Virtually all automakers now offer or plan to offer fully electric — or, at the very least — hybrid car models. In November Ford unveiled it’s all-electric Mustang Mach-E which is part of the company’s $11 billion plan to develop 40 all-electric and hybrid models by 2022, and in March Volkswagen increases its electric vehicle goal to 70 new models by 2028 up from a prior target of 50.
“Although the concept of electric vehicles is not new, what is different in this automotive cycle is the availability of reliable and low-cost batteries that possess excellent energy and power capabilities in a practical form factor,”

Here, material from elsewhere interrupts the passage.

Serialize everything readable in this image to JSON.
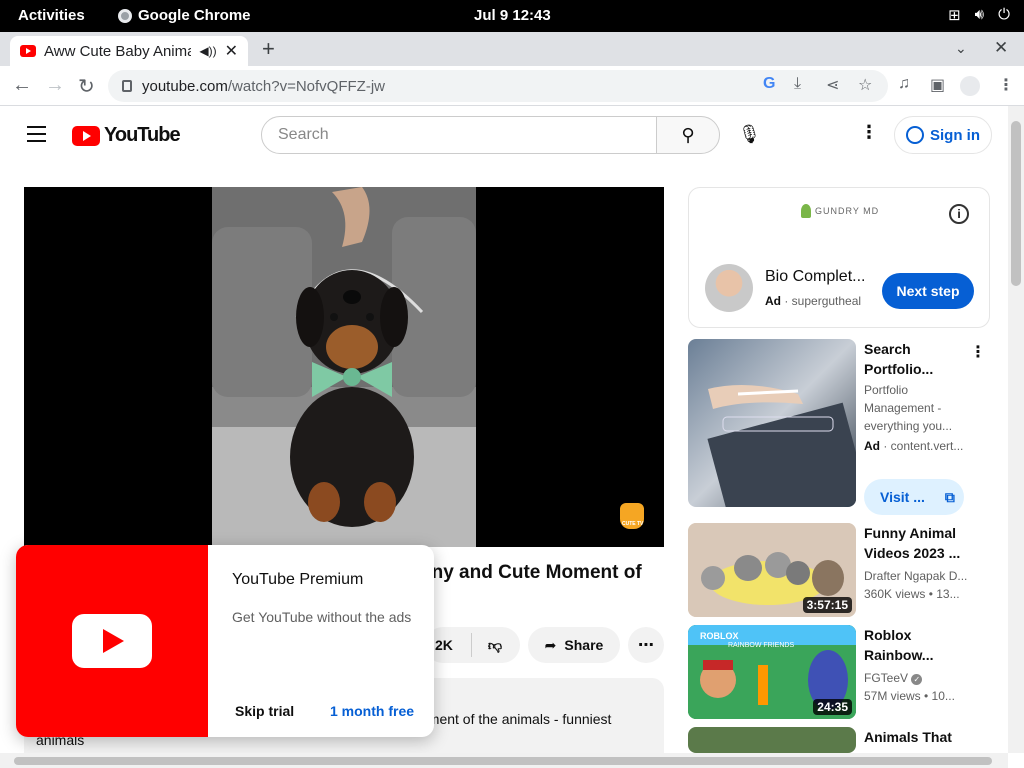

The next step: utility-scale storage The biggest potential market for energy storage is not individual consumers, however, but massive utility companies. Put simply, the way the electric grid typically operates at present is that power used is generated just moments before. There’s not a lot of inventory, so supply and demand must be in balance at all times.

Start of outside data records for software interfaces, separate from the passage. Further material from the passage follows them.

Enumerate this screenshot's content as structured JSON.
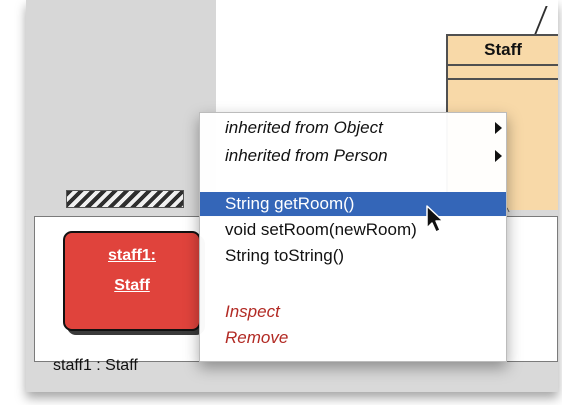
{
  "diagram": {
    "class_name": "Staff"
  },
  "object_bench": {
    "object_line1": "staff1:",
    "object_line2": "Staff",
    "status": "staff1 : Staff"
  },
  "context_menu": {
    "items": [
      {
        "label": "inherited from Object",
        "style": "italic",
        "submenu": true
      },
      {
        "label": "inherited from Person",
        "style": "italic",
        "submenu": true
      },
      {
        "label": "String getRoom()",
        "style": "normal",
        "selected": true
      },
      {
        "label": "void setRoom(newRoom)",
        "style": "normal"
      },
      {
        "label": "String toString()",
        "style": "normal"
      },
      {
        "label": "Inspect",
        "style": "command"
      },
      {
        "label": "Remove",
        "style": "command"
      }
    ]
  },
  "icons": {
    "submenu": "chevron-right-icon",
    "cursor": "mouse-pointer-icon"
  },
  "colors": {
    "object_card": "#e0433c",
    "class_box": "#f8d9a8",
    "selection": "#3466b8",
    "command_text": "#b22a24"
  }
}
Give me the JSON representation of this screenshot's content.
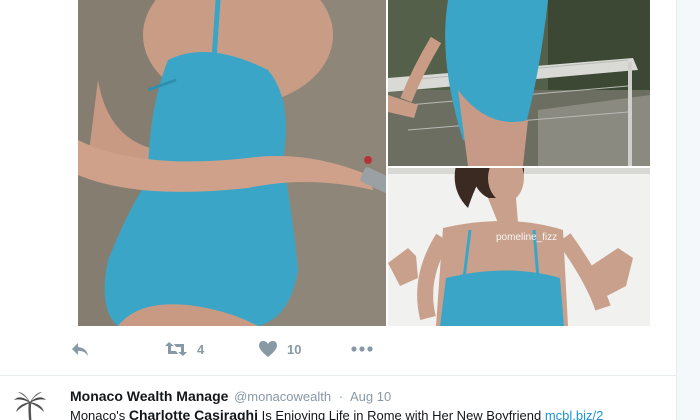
{
  "tweet": {
    "media": {
      "watermark": "pomeline_fizz"
    },
    "actions": {
      "reply_icon": "reply-icon",
      "retweet_icon": "retweet-icon",
      "retweet_count": "4",
      "like_icon": "heart-icon",
      "like_count": "10",
      "more_icon": "more-icon"
    }
  },
  "next_tweet": {
    "display_name": "Monaco Wealth Manage",
    "handle": "@monacowealth",
    "separator": "·",
    "date": "Aug 10",
    "text_prefix": "Monaco's ",
    "text_bold": "Charlotte Casiraghi",
    "text_body": " Is Enjoying Life in Rome with Her New Boyfriend ",
    "text_link": "mcbl.biz/2"
  },
  "colors": {
    "accent": "#1b95e0",
    "muted": "#8899a6",
    "text": "#14171a",
    "swimsuit": "#3aa5c7"
  }
}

But as battery prices fall, more and more utility companies are integrating lithium-ion batteries into their systems. At the moment, they’re primarily used to replace what’s known as peaker plants — plants typically powered by natural gas that is only used at times of peak demand. They’re also beginning to replace diesel generators in places that have continuous power requirements, such as hospitals. Government incentives and falling solar and wind costs are also accelerating the viability of energy storage.
“10 years ago batteries were aspirational as far as a solution to higher penetration of renewable energy in the electric grid, and today I think you can see a line of sight over the next 10 years to that aspiration becoming a reality,” In Conclusion For renewables to claim a more sizable share of the global energy mix, the adoption of energy storage would need to pick up pace and the rapidly increasing size of the EV fleet will offer a scalable way to ramp up such access The case for electric vehicles (EVs) is getting stronger, as they are seen not only as a cleaner and cheaper means of transportation but also as a source of battery storage that could step up the integration of intermittent wind and solar generation.

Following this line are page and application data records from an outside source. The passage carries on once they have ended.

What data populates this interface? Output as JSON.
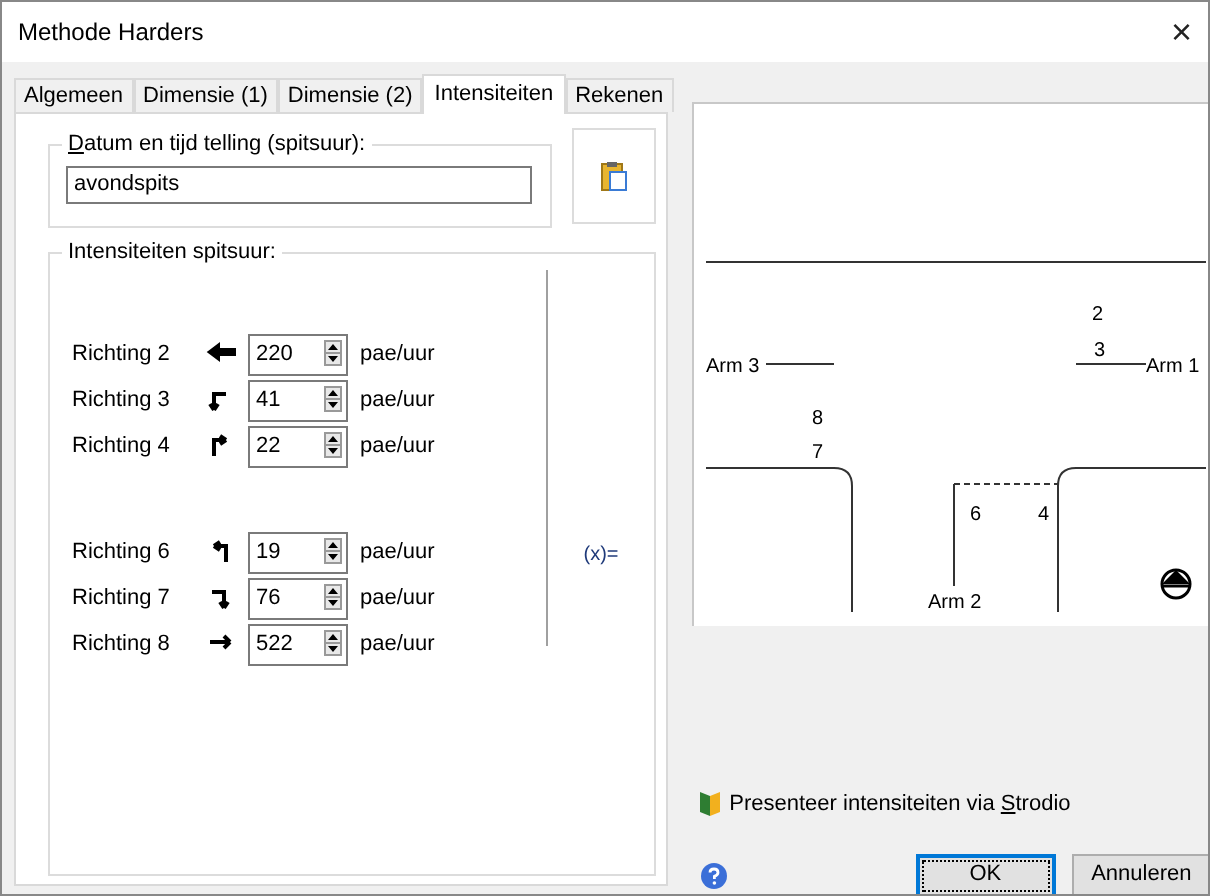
{
  "window": {
    "title": "Methode Harders",
    "close": "×"
  },
  "tabs": [
    {
      "label": "Algemeen",
      "selected": false
    },
    {
      "label": "Dimensie (1)",
      "selected": false
    },
    {
      "label": "Dimensie (2)",
      "selected": false
    },
    {
      "label": "Intensiteiten",
      "selected": true
    },
    {
      "label": "Rekenen",
      "selected": false
    }
  ],
  "date_group": {
    "label_underlined": "D",
    "label_rest": "atum en tijd telling (spitsuur):",
    "value": "avondspits"
  },
  "intensity_group": {
    "label": "Intensiteiten spitsuur:",
    "formula": "(x)=",
    "groups": [
      {
        "rows": [
          {
            "label": "Richting 2",
            "value": "220",
            "unit": "pae/uur"
          },
          {
            "label": "Richting 3",
            "value": "41",
            "unit": "pae/uur"
          },
          {
            "label": "Richting 4",
            "value": "22",
            "unit": "pae/uur"
          }
        ]
      },
      {
        "rows": [
          {
            "label": "Richting 6",
            "value": "19",
            "unit": "pae/uur"
          },
          {
            "label": "Richting 7",
            "value": "76",
            "unit": "pae/uur"
          },
          {
            "label": "Richting 8",
            "value": "522",
            "unit": "pae/uur"
          }
        ]
      }
    ]
  },
  "diagram": {
    "arm_labels": [
      "Arm 3",
      "Arm 1",
      "Arm 2"
    ],
    "direction_labels": [
      "2",
      "3",
      "8",
      "7",
      "6",
      "4"
    ]
  },
  "strodio_link": {
    "before": "Presenteer intensiteiten via ",
    "underlined": "S",
    "after": "trodio"
  },
  "buttons": [
    {
      "label": "OK",
      "selected": true
    },
    {
      "label": "Annuleren",
      "selected": false
    }
  ]
}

According to reports– EVs will be the largest source of battery storage over the coming decade in key renewables markets. Reports are painting a bright picture for EV uptake, noting that leveraging a two-way flow of electricity from electric vehicles to balance power supply and demand could become a key component of global efforts to introduce renewables to the power mix. wind and solar will be the key drivers of renewables growth over the next decade – with the sectors making up 51% and 28% of renewables generation in 2027, respectively. However, by that date, predictions are that non-hydro renewables will still only comprise around 13% of the power mix, up from 9% this year.
These figures could be boosted by EV battery storage, which could reduce reliance on carbon-emitting baseload and peak power generation plants. Uptake forecast The Uptake forecasts are that the EV fleet will number 25 million vehicles by 2027, of which battery electric vehicles (BEVs) will make up 17 million and plug-in-hybrids (PHEVs) 8 million.